How Black Leaders in U.S. ‘Locked Up Our Own’

Yale Law Prof. James Forman Jr. describes how black leaders supported tough-on-crime measures that harmed many African Americans. He accuses Attorney General Jeff Sessions of also pursuing anticrime approaches with “damaging consequences.”

Yale Law Prof. James Forman Jr., author of the new book, “Locking Up Our Own: Crime and Punishment in Black America,” tells NPR about the role of African-American political and community leaders in advocating tough-on-crime measures as ways to stop drugs and guns from destroying black communities. Forman cites “investigatory stops” in Washington, D.C., when Eric Holder was U.S. Attorney in the 1990s. The goal of the police “is to get guns. And that’s a worthy goal,” he says .”But the way they unveil this policy, when you consider other aspects of our society and of our criminal justice system, lead to many terrible outcomes.”

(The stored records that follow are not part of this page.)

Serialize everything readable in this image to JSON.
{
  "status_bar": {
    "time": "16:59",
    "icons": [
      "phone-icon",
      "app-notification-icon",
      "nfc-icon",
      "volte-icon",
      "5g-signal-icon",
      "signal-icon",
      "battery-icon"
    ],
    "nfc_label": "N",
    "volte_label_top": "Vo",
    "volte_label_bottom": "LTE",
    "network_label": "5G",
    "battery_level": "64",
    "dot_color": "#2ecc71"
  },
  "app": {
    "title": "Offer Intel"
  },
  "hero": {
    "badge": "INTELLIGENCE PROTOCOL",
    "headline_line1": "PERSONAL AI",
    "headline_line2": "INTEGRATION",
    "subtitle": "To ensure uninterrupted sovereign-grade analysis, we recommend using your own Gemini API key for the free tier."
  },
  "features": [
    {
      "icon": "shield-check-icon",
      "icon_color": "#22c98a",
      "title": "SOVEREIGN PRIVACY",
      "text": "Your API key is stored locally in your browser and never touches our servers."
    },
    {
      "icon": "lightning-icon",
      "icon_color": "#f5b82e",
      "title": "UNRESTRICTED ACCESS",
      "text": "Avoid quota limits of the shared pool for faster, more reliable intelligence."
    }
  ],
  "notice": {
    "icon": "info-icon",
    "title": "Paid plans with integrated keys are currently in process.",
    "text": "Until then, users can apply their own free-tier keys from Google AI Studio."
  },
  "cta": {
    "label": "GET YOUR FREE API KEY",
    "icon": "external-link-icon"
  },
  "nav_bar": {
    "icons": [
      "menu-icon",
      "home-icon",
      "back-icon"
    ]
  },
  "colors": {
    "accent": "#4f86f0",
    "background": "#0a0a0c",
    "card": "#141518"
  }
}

Police officers often didn’t find guns but small amounts of drugs instead, Forman says. Even if suspects weren’t prosecuted, the fact that they were arrested might lead them to lose their jobs. Millions of people “because of unequal enforcement choices have ended up so much worse off than they ever would’ve been otherwise,” Forman says. Currently, Forman says, President Donald Trump and Attorney General Jeff Sessions “are leading us in a disastrous direction on criminal justice matters.” Forman says Sessions is “stuck in this mindset that is blind to the damaging consequences that these incredibly aggressive approaches [against crime] have to communities of color in particular, but to communities nationwide.”